To do ->
Lines holding the string "this": copy each one from the listing below.
****************
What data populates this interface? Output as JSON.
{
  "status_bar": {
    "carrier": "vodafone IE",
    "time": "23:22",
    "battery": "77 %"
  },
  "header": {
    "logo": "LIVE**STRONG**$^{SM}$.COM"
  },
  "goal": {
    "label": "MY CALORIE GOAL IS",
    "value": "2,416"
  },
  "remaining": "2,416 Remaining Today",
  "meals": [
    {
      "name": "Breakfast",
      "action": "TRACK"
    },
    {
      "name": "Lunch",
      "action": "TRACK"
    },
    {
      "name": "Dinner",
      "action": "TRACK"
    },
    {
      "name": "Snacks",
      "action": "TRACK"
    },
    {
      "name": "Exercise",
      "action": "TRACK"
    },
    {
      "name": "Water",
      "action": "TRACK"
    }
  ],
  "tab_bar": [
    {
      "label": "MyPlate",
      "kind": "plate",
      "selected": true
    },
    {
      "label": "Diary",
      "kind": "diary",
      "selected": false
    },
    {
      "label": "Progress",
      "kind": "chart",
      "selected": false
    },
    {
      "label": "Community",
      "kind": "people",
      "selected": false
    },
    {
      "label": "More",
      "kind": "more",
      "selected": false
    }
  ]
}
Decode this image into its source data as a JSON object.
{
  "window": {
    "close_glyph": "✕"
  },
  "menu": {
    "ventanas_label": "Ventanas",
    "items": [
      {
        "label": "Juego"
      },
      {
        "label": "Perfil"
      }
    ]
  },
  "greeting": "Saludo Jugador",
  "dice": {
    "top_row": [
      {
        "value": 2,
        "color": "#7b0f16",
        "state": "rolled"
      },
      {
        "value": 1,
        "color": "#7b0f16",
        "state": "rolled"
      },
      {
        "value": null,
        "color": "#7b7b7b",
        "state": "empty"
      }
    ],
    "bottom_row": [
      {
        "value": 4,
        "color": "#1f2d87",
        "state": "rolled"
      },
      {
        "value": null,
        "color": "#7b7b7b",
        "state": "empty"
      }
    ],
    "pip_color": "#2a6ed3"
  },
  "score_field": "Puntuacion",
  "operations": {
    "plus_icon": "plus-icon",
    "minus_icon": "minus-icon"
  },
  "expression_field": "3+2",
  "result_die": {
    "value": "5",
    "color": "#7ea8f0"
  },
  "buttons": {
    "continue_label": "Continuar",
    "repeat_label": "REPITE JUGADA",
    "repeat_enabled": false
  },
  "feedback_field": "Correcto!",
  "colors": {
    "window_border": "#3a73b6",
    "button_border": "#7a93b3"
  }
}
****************
Task output ->
What data populates this interface? Output as JSON.
Decode this image into its source data as a JSON object.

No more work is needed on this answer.